RAS public lecture, 12th April 2016
by Professor Ian Crawford (Birkbeck)
It is now over 40 years since the last Apollo astronauts left the surface of the Moon, and for most of that time the lunar surface has been left undisturbed. However, continued analysis of the Apollo samples, and more recent measurements made by lunar orbiting spacecraft, have confirmed that the lunar geological record still has much to tell us about the earliest history of the Solar System, the origin of the Earth and Moon, and the geological evolution of rocky planets. There is broad agreement that further advances in these areas will require an end to the 40-year hiatus of lunar surface exploration, and the placing of new scientific instruments on, and the return of additional samples from, the surface of the Moon. For these reasons several space agencies around the world are actively planning a return to the lunar surface, initially with robots but eventually with astronauts. In addition these government-led activities, there is also increasing interest in non-governmental projects to land spacecraft on the Moon, such as the crowd-funded Lunar Mission One and the various proposals entered into the Google Lunar X-Prize competition.

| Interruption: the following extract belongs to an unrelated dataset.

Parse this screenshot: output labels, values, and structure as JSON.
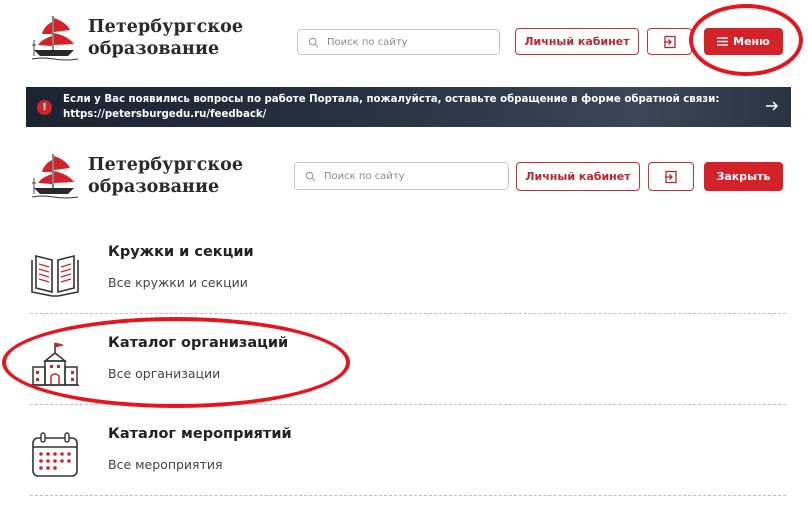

This talk will give a brief summary of the history of lunar exploration to-date, and outline the scientific objectives of lunar missions planned for he future. I will argue that while some of these scientific objectives can be achieved robotically, in the longer term most would benefit significantly from renewed human operations on the lunar surface.